Shpresa, a 25 year-old Roma woman from Tirana, spent the last three summers begging in Ferizaj together with her three kids aged seven, four and two. The three of them beg separately in order to gain as much money for the family as they can.
“In Tirana, people refuse to give us money and are very aggressive. They offend and even push us. Here people very rarely behave in this way,” she said.
Another factor adding to Kosovo’s attraction is that in Albania, legislation and institutions have harshened their attitude toward parents who force their children to beg in the streets.
Cases have been taken to court under the “Maltreatment of Minors” article of the Criminal Code that envisions a two to five year prison sentence for cases when the child is forced to beg.

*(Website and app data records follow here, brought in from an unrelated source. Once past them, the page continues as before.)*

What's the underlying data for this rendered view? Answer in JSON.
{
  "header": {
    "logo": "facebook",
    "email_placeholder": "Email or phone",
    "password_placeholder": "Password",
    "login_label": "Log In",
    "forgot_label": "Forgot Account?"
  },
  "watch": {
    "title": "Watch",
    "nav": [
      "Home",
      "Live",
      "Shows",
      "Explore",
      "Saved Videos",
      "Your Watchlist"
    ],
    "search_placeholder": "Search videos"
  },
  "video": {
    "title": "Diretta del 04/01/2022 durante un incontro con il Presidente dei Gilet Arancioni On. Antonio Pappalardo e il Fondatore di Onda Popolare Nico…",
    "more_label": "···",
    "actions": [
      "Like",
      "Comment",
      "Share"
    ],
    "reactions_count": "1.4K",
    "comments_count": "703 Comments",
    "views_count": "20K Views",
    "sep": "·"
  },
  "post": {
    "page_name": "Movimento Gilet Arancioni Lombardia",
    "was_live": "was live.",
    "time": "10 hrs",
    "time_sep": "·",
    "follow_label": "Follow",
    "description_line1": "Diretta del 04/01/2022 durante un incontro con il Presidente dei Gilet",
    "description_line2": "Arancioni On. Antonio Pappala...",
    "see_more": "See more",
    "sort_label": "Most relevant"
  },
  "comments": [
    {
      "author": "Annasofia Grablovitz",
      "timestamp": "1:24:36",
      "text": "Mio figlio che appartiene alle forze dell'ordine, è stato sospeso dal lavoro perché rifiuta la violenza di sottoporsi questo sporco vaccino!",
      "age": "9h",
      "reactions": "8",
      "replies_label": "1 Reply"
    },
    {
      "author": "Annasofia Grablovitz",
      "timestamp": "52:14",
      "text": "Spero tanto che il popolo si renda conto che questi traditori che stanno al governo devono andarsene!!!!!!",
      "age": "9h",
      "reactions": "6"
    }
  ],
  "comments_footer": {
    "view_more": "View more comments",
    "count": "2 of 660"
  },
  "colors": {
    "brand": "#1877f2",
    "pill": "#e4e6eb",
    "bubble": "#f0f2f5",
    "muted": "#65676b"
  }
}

In a court case from May 4, 2017, based on this article, a father of six was sentenced to one year and four months of prison time after it was found that his two children had taken to the streets to beg. In the ruling, the judge argued that his sentence was eased by the fact that the father was part of the Roma community with no other means to survive.
When a mother is subject of ruling in cases like this, the judges have tended not to apply prison sentences. In a court case from February 2017, a mother of six was found guilty for forcing her children to beg. But in the ruling, a three year prison sentence was suspended based on the sensibility that the woman was divorced, with no job and in a very difficult financial situation.
However, in June 2017 a new law on child protection entered into force, giving municipality workers the space to take parents who force their children to beg to the police and the prosecutor’s office.
Tirana Municipality’s Unit for Child Protection confirmed that up to this time, they have taken to the police 12 parents and the police have further referred 11 of them to prosecutors.
While the vigilance for children forced to beg in Albania has increased, little effort is put for those taken outside the borders, with their fate lying in the hands of passers-by.
Begging with her three children during the summer months in Ferizaj secures enough money for Shpresa’s family to survive for the rest of the year in Elbasan.
However, the fact that her children are losing their childhood and the right to have an education on the Kosovo streets is something that haunts her every day.
“In Albania, nobody ever has asked me if I need help to raise my children and I don’t know any other way how to do so. But I still dream that one day they will be able to attend school,” she said.
Feature photo: A child sleeping nearby the river bridge in Prizren. | Photo: Antonio Çakshiri.